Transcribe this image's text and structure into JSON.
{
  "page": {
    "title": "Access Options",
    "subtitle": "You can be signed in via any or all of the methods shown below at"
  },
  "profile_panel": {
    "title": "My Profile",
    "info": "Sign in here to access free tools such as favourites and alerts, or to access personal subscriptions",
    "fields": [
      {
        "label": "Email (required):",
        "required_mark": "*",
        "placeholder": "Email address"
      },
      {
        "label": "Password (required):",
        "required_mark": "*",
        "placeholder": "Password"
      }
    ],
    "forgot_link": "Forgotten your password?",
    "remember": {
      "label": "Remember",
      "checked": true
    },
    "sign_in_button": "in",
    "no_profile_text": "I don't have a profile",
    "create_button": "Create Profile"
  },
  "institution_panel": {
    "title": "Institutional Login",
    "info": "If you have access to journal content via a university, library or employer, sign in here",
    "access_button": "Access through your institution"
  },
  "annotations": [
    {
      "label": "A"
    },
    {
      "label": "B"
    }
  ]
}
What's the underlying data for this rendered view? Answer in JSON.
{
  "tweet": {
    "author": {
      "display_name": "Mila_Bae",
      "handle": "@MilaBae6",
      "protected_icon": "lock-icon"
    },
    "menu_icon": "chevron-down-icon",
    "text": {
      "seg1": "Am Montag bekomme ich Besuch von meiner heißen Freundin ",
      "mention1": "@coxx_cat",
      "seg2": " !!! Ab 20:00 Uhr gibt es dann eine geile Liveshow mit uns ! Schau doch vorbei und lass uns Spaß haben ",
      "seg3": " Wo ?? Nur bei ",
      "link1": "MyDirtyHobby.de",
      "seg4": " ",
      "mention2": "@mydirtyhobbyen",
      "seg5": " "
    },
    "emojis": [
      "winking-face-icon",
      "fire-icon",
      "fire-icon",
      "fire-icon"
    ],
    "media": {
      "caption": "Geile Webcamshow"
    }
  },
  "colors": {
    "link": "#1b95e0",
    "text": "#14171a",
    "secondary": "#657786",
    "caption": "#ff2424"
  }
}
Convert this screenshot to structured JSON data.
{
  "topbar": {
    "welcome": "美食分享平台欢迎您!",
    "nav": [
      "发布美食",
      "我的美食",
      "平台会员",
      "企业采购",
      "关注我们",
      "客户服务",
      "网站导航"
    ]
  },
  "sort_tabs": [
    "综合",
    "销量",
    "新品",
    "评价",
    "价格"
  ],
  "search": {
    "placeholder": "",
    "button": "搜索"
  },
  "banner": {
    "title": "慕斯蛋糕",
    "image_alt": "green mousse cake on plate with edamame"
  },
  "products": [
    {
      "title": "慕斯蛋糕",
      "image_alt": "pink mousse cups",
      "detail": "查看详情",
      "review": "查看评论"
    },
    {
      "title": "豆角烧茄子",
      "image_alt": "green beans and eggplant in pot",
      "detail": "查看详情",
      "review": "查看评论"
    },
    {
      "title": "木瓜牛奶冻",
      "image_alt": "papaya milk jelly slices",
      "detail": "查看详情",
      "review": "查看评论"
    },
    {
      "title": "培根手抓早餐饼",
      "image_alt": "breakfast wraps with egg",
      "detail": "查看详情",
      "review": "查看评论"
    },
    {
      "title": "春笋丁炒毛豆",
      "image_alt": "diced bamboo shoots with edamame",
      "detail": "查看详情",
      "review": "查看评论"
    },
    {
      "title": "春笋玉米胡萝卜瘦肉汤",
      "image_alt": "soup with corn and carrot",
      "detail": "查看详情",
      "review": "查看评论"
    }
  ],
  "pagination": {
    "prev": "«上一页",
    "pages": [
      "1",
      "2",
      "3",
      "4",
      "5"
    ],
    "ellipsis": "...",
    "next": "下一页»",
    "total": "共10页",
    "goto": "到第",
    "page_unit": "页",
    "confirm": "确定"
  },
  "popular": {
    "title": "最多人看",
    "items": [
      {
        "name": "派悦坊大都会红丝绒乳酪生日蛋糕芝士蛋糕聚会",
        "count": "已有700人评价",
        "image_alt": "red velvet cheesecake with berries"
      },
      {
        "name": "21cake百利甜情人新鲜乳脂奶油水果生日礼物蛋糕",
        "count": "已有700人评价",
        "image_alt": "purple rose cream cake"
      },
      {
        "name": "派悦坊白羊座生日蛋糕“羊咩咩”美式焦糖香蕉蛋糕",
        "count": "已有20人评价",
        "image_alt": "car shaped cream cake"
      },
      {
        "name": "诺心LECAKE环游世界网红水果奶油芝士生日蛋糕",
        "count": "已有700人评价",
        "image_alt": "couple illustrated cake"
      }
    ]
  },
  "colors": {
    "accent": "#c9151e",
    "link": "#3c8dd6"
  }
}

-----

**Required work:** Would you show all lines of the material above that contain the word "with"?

**Result of the task:**
    "image_alt": "green mousse cake on plate with edamame"
      "image_alt": "breakfast wraps with egg",
      "image_alt": "diced bamboo shoots with edamame",
      "image_alt": "soup with corn and carrot",
        "image_alt": "red velvet cheesecake with berries"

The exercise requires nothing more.